Hawai'i Volcanoes National Park
Round Trip Mileage: See Below
Elevation Gain: See Below
This 116,000 acre section of Hawai'i Volcanoes National Park was added in 2003 by purchasing the land from a large ranch estate. Nearly doubling the size of the Park, Kahuku extends from Hwy. 11 west of Na'alehu up to the Mauna Loa summit caldera. This section of the Park is still in the development stage, but there are already several trails open. Kahuku is open Wednesday through Sunday, 9 a.m. to 4 p.m. It is closed on federal holidays. There is no charge to enter. There are portable toilets at some trailheads, but there is no water available.
Trailhead: Kahuku is located between mile markers 70 and 71 on Hwy 11 southwest of the park in the Kaʻū District, about 45 minutes from the Park entrance. Drive through the gates and find a Ranger stationed a bit up the road at a main parking area with old ranch buildings.
Gear: The trails in Kahuku are set two to three thousand feet above sea level, so it's a bit cooler. Boots might be a nice idea because footing can be uncertain on the overgrown trails at times.
Hikes: Download a Trail Map
Pu'u o Lokuana Cinder Cone Trail: This 0.4 mile trail climbs 130 feet to the top of this old cinder cone, once used as a quarry. Use the road to the left of the cinder cone at first and then find the route to the top. Once on top, follow the trail through the quarry and around back to the road.
Pu'u o Lokuana Trail: This two mile trail follows old ranching roads through pastures and eventually crosses lava fields from the 1800s featuring lava trees, spatter effects, and other interesting lava features. You can walk the old airstrip back to the road for a loop.
Kamakapa‘a Trail: This half mile trail ends at the top of a small cinder cone.

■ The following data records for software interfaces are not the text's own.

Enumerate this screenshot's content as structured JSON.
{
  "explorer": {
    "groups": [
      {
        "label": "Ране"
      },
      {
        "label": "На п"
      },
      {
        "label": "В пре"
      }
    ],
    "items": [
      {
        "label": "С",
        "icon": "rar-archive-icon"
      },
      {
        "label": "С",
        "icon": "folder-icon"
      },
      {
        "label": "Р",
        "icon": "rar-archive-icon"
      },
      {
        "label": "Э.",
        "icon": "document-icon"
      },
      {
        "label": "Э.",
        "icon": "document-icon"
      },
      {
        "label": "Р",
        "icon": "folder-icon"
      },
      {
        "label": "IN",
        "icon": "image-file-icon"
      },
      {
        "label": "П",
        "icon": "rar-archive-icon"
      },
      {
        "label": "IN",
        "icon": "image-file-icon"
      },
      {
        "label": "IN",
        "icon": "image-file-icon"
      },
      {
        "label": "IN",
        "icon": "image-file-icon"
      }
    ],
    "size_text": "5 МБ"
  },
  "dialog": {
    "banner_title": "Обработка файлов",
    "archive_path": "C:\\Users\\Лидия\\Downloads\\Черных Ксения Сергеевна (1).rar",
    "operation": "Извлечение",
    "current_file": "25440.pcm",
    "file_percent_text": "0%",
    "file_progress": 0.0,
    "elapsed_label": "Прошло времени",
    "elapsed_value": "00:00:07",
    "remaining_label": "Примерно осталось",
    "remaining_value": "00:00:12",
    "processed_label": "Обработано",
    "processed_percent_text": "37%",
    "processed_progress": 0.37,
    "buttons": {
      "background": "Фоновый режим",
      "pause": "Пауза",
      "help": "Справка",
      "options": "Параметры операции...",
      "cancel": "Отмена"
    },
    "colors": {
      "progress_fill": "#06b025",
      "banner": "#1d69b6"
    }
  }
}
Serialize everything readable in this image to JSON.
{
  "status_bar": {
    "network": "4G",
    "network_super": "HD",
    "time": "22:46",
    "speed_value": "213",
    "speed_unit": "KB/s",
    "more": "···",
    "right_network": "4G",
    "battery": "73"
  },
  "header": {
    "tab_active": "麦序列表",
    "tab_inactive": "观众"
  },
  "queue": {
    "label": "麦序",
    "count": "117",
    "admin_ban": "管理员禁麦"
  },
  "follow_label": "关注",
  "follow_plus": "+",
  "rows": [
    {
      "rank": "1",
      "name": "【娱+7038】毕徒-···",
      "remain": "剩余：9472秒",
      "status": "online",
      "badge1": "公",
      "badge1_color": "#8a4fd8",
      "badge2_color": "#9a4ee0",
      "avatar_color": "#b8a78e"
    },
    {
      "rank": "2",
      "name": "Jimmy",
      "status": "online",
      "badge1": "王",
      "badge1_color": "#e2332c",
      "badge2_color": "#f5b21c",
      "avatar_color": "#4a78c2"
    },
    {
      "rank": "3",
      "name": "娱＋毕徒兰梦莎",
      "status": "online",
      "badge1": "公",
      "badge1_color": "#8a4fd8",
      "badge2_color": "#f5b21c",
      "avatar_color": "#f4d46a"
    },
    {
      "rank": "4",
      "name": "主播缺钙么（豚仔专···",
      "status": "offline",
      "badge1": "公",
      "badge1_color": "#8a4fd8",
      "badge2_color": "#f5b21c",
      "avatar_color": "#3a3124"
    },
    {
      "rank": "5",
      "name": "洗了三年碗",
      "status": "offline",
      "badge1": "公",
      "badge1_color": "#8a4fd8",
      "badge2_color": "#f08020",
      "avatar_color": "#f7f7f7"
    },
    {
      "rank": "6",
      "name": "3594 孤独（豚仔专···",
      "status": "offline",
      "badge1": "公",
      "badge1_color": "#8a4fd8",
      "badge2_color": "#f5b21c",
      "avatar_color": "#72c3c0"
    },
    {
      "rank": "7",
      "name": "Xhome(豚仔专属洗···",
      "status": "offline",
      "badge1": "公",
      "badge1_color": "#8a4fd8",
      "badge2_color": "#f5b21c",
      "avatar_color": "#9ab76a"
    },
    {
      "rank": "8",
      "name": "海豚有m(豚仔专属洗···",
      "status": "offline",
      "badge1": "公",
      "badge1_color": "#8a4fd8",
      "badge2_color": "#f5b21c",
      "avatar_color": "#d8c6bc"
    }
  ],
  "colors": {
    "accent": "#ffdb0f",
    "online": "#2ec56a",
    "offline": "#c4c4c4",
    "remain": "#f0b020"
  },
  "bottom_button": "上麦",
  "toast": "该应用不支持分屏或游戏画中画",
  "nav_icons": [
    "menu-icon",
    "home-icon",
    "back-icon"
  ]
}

Palm Trail: This 2.6 mile trail climbs 375 feet from the Lower to the Upper Palm Trailhead. The trail crosses old ranchland and travels over 1868 lava flows from Mauna Loa. It is possible to walk down the road to make a loop.
Pali o Ka‘eo Trail: This loop is 2.1 miles long and requires you to walk part of the road. Park at either the upper or lower trailhead and follow the grassy trail through woodland meadows. This hike has 410' of elevation gain. This hike offers big views toward the ocean.
Pit Crater Trail: This difficult hike climbs steeply for 1165’ over a 4.8 mile round trip to view a pristine Hawaiian rainforest preserved inside a collapsed pit crater. Hikers must decontaminate their boots due to Rapid ʻŌhiʻa Death (ROD).